Scientists open 195-year-old time capsule at West Point and find nothing inside
Stars and Stripes August 28, 2023
Dozens of people at the U.S. Military Academy at West Point, N.Y., were surprised Monday when officials opened what was thought to be a nearly 200-year-old time capsule and found nothing inside except a layer of dirt.
“We are not certain if it’s soil or mud or dust,” Paul Hudson, a West Point archaeologist, said in the moments after removing the lid from the box, which is about 1 cubic foot in size. “It may not be anything.”
If anything was placed in the box when it was buried in 1828 in the base of a Thaddeus Kosciuszko monument, no part of it was recognizable when the lid was pried off during the unveiling Monday. Kosciuszko was a Polish-born military engineer who fought in the Revolutionary War and engineered fortifications at West Point in the late 18th century.

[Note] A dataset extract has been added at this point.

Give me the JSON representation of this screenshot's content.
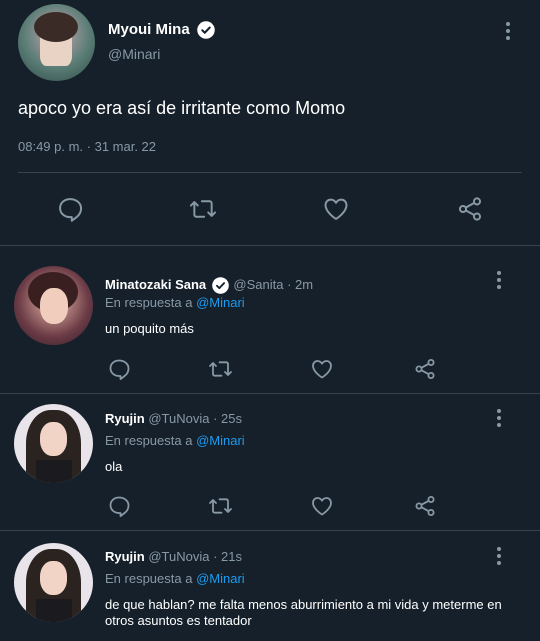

“We don’t want to think that they went to all the trouble to put a box in the monument and not put anything in it,” Hudson said. “We will screen [all the silt] through a fine mesh screen to see if we can find any remains in it and determine what, if anything, was in here.”

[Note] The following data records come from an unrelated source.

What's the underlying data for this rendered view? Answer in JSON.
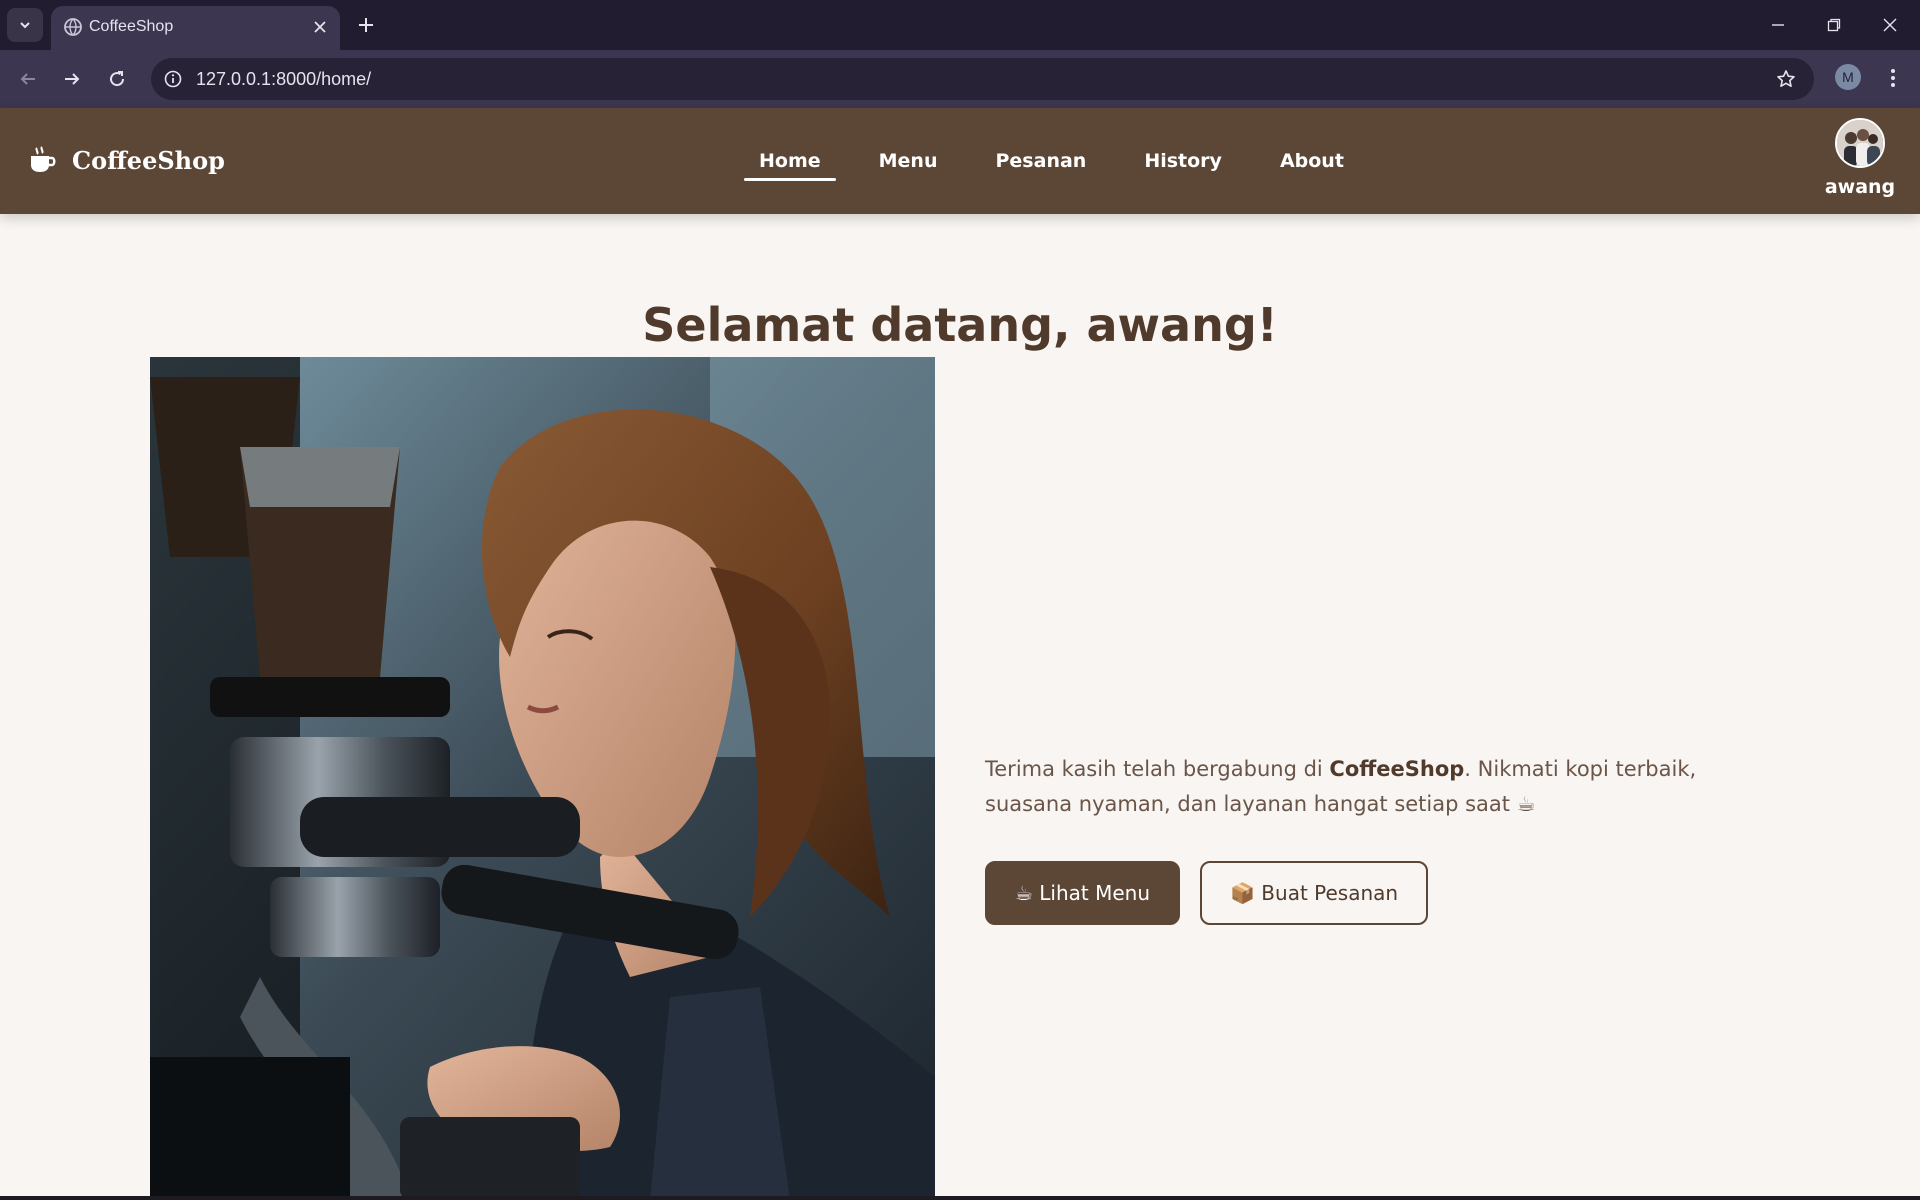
{
  "browser": {
    "tab_title": "CoffeeShop",
    "url": "127.0.0.1:8000/home/",
    "profile_initial": "M"
  },
  "navbar": {
    "brand": "CoffeeShop",
    "links": [
      {
        "label": "Home",
        "active": true
      },
      {
        "label": "Menu",
        "active": false
      },
      {
        "label": "Pesanan",
        "active": false
      },
      {
        "label": "History",
        "active": false
      },
      {
        "label": "About",
        "active": false
      }
    ],
    "username": "awang"
  },
  "hero": {
    "welcome": "Selamat datang, awang!",
    "text_before": "Terima kasih telah bergabung di ",
    "text_brand": "CoffeeShop",
    "text_after": ". Nikmati kopi terbaik, suasana nyaman, dan layanan hangat setiap saat ☕",
    "photo_icon": "barista-photo",
    "primary_button": "☕ Lihat Menu",
    "secondary_button": "📦 Buat Pesanan"
  },
  "colors": {
    "nav_bg": "#5c4636",
    "page_bg": "#f8f5f2",
    "heading": "#4f3a2b",
    "body_text": "#6a5548"
  }
}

“Potentially, it was something small and organic that may have come apart over time, but we are just not certain,” he added.
About the only thing that the team did find during the box-opening was a stamp on the lid that read, “E.W. Bank, New York.”
The box was discovered a few months ago when renovations were being done to the 8-foot-tall bronze Kosciuszko monument. Hudson said the box was previously X-rayed, but the scan was inconclusive because the container is made of lead — a metal that’s often too dense for X-rays to penetrate.
“Academy officials determined the capsule was placed in the base of the Kosciuszko monument by cadets in 1828, 26 years after the academy’s founding,” the academy said Aug. 15 when it announced the discovery.
Monday’s ceremony included a panel of scientists and historians and an audience of observers who gathered inside the Robinson Auditorium on the West Point campus to see what might be in the box.
Lt. Gen. Steve Gilland, the academy’s superintendent, said before the box’s opening: “I guarantee you, it’s going to be better than Geraldo.”
Gilland’s comment was a reference to an infamous live-television moment in 1986 when journalist Geraldo Rivera cracked open a sealed vault in Chicago once owned by gangster Al Capone. When opened, the vault was empty.